▶ _Instructions for the task_:
Could you please output all of the data exactly, without the images?

▶ _Data to use_:
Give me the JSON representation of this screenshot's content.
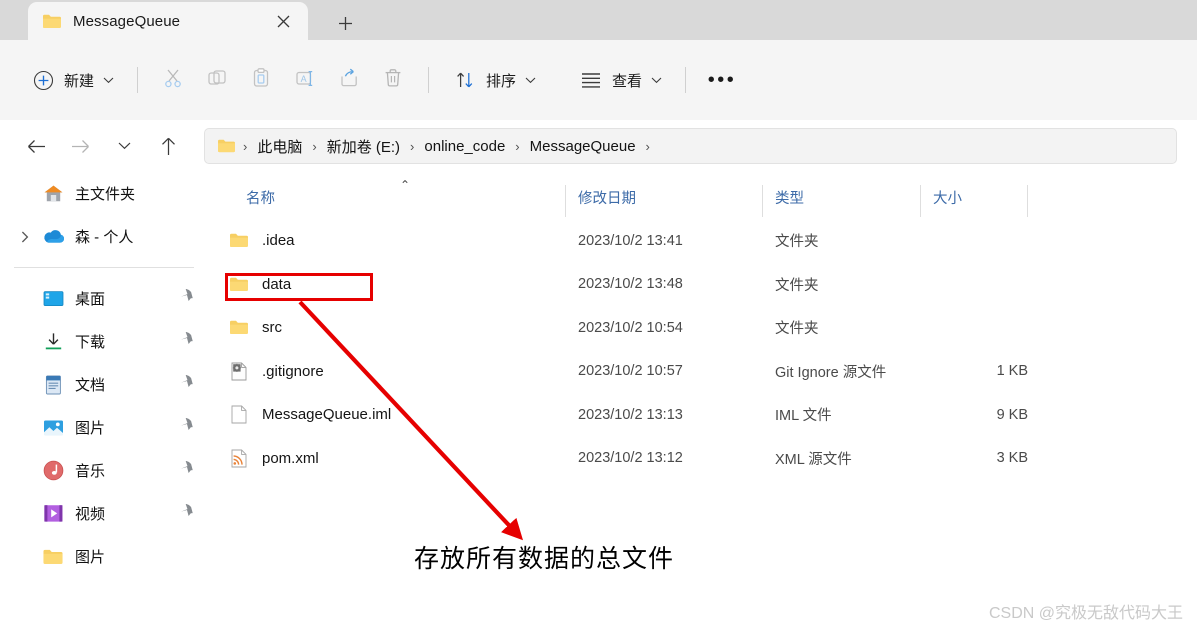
{
  "window": {
    "tab": {
      "title": "MessageQueue",
      "icon": "folder-icon",
      "close_icon": "✕"
    },
    "new_tab_icon": "+"
  },
  "toolbar": {
    "new_label": "新建",
    "new_icon": "plus-circle-icon",
    "caret": "⌄",
    "cut_icon": "scissors-icon",
    "copy_icon": "copy-icon",
    "paste_icon": "paste-icon",
    "rename_icon": "rename-icon",
    "share_icon": "share-icon",
    "delete_icon": "trash-icon",
    "sort_label": "排序",
    "sort_icon": "sort-arrows-icon",
    "view_label": "查看",
    "view_icon": "list-lines-icon",
    "more_icon": "•••"
  },
  "nav": {
    "back_icon": "←",
    "forward_icon": "→",
    "recent_icon": "⌄",
    "up_icon": "↑",
    "breadcrumb": {
      "root_icon": "folder-icon",
      "separator": "›",
      "items": [
        "此电脑",
        "新加卷 (E:)",
        "online_code",
        "MessageQueue"
      ]
    }
  },
  "sidebar": {
    "items": [
      {
        "label": "主文件夹",
        "icon": "home-icon",
        "expandable": false,
        "pinned": false
      },
      {
        "label": "森 - 个人",
        "icon": "onedrive-cloud-icon",
        "expandable": true,
        "pinned": false
      }
    ],
    "quick_items": [
      {
        "label": "桌面",
        "icon": "desktop-icon",
        "pinned": true
      },
      {
        "label": "下载",
        "icon": "download-icon",
        "pinned": true
      },
      {
        "label": "文档",
        "icon": "document-icon",
        "pinned": true
      },
      {
        "label": "图片",
        "icon": "pictures-icon",
        "pinned": true
      },
      {
        "label": "音乐",
        "icon": "music-icon",
        "pinned": true
      },
      {
        "label": "视频",
        "icon": "video-icon",
        "pinned": true
      },
      {
        "label": "图片",
        "icon": "folder-icon",
        "pinned": false
      }
    ],
    "pin_icon": "pin-icon",
    "chevron_icon": "›"
  },
  "filelist": {
    "columns": [
      {
        "key": "name",
        "label": "名称"
      },
      {
        "key": "date",
        "label": "修改日期"
      },
      {
        "key": "type",
        "label": "类型"
      },
      {
        "key": "size",
        "label": "大小"
      }
    ],
    "sort_indicator": "⌃",
    "rows": [
      {
        "icon": "folder-icon",
        "name": ".idea",
        "date": "2023/10/2 13:41",
        "type": "文件夹",
        "size": ""
      },
      {
        "icon": "folder-icon",
        "name": "data",
        "date": "2023/10/2 13:48",
        "type": "文件夹",
        "size": ""
      },
      {
        "icon": "folder-icon",
        "name": "src",
        "date": "2023/10/2 10:54",
        "type": "文件夹",
        "size": ""
      },
      {
        "icon": "gitignore-icon",
        "name": ".gitignore",
        "date": "2023/10/2 10:57",
        "type": "Git Ignore 源文件",
        "size": "1 KB"
      },
      {
        "icon": "file-icon",
        "name": "MessageQueue.iml",
        "date": "2023/10/2 13:13",
        "type": "IML 文件",
        "size": "9 KB"
      },
      {
        "icon": "xml-icon",
        "name": "pom.xml",
        "date": "2023/10/2 13:12",
        "type": "XML 源文件",
        "size": "3 KB"
      }
    ]
  },
  "annotations": {
    "highlight_target": "data",
    "highlight_color": "#e60000",
    "arrow_color": "#e60000",
    "caption": "存放所有数据的总文件"
  },
  "watermark": {
    "text": "CSDN @究极无敌代码大王"
  }
}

▶ _Result of this exercise_:
Give me the JSON representation of this screenshot's content.
{
  "window": {
    "tab": {
      "title": "MessageQueue",
      "icon": "folder-icon",
      "close_icon": "✕"
    },
    "new_tab_icon": "+"
  },
  "toolbar": {
    "new_label": "新建",
    "new_icon": "plus-circle-icon",
    "caret": "⌄",
    "cut_icon": "scissors-icon",
    "copy_icon": "copy-icon",
    "paste_icon": "paste-icon",
    "rename_icon": "rename-icon",
    "share_icon": "share-icon",
    "delete_icon": "trash-icon",
    "sort_label": "排序",
    "sort_icon": "sort-arrows-icon",
    "view_label": "查看",
    "view_icon": "list-lines-icon",
    "more_icon": "•••"
  },
  "nav": {
    "back_icon": "←",
    "forward_icon": "→",
    "recent_icon": "⌄",
    "up_icon": "↑",
    "breadcrumb": {
      "root_icon": "folder-icon",
      "separator": "›",
      "items": [
        "此电脑",
        "新加卷 (E:)",
        "online_code",
        "MessageQueue"
      ]
    }
  },
  "sidebar": {
    "items": [
      {
        "label": "主文件夹",
        "icon": "home-icon",
        "expandable": false,
        "pinned": false
      },
      {
        "label": "森 - 个人",
        "icon": "onedrive-cloud-icon",
        "expandable": true,
        "pinned": false
      }
    ],
    "quick_items": [
      {
        "label": "桌面",
        "icon": "desktop-icon",
        "pinned": true
      },
      {
        "label": "下载",
        "icon": "download-icon",
        "pinned": true
      },
      {
        "label": "文档",
        "icon": "document-icon",
        "pinned": true
      },
      {
        "label": "图片",
        "icon": "pictures-icon",
        "pinned": true
      },
      {
        "label": "音乐",
        "icon": "music-icon",
        "pinned": true
      },
      {
        "label": "视频",
        "icon": "video-icon",
        "pinned": true
      },
      {
        "label": "图片",
        "icon": "folder-icon",
        "pinned": false
      }
    ],
    "pin_icon": "pin-icon",
    "chevron_icon": "›"
  },
  "filelist": {
    "columns": [
      {
        "key": "name",
        "label": "名称"
      },
      {
        "key": "date",
        "label": "修改日期"
      },
      {
        "key": "type",
        "label": "类型"
      },
      {
        "key": "size",
        "label": "大小"
      }
    ],
    "sort_indicator": "⌃",
    "rows": [
      {
        "icon": "folder-icon",
        "name": ".idea",
        "date": "2023/10/2 13:41",
        "type": "文件夹",
        "size": ""
      },
      {
        "icon": "folder-icon",
        "name": "data",
        "date": "2023/10/2 13:48",
        "type": "文件夹",
        "size": ""
      },
      {
        "icon": "folder-icon",
        "name": "src",
        "date": "2023/10/2 10:54",
        "type": "文件夹",
        "size": ""
      },
      {
        "icon": "gitignore-icon",
        "name": ".gitignore",
        "date": "2023/10/2 10:57",
        "type": "Git Ignore 源文件",
        "size": "1 KB"
      },
      {
        "icon": "file-icon",
        "name": "MessageQueue.iml",
        "date": "2023/10/2 13:13",
        "type": "IML 文件",
        "size": "9 KB"
      },
      {
        "icon": "xml-icon",
        "name": "pom.xml",
        "date": "2023/10/2 13:12",
        "type": "XML 源文件",
        "size": "3 KB"
      }
    ]
  },
  "annotations": {
    "highlight_target": "data",
    "highlight_color": "#e60000",
    "arrow_color": "#e60000",
    "caption": "存放所有数据的总文件"
  },
  "watermark": {
    "text": "CSDN @究极无敌代码大王"
  }
}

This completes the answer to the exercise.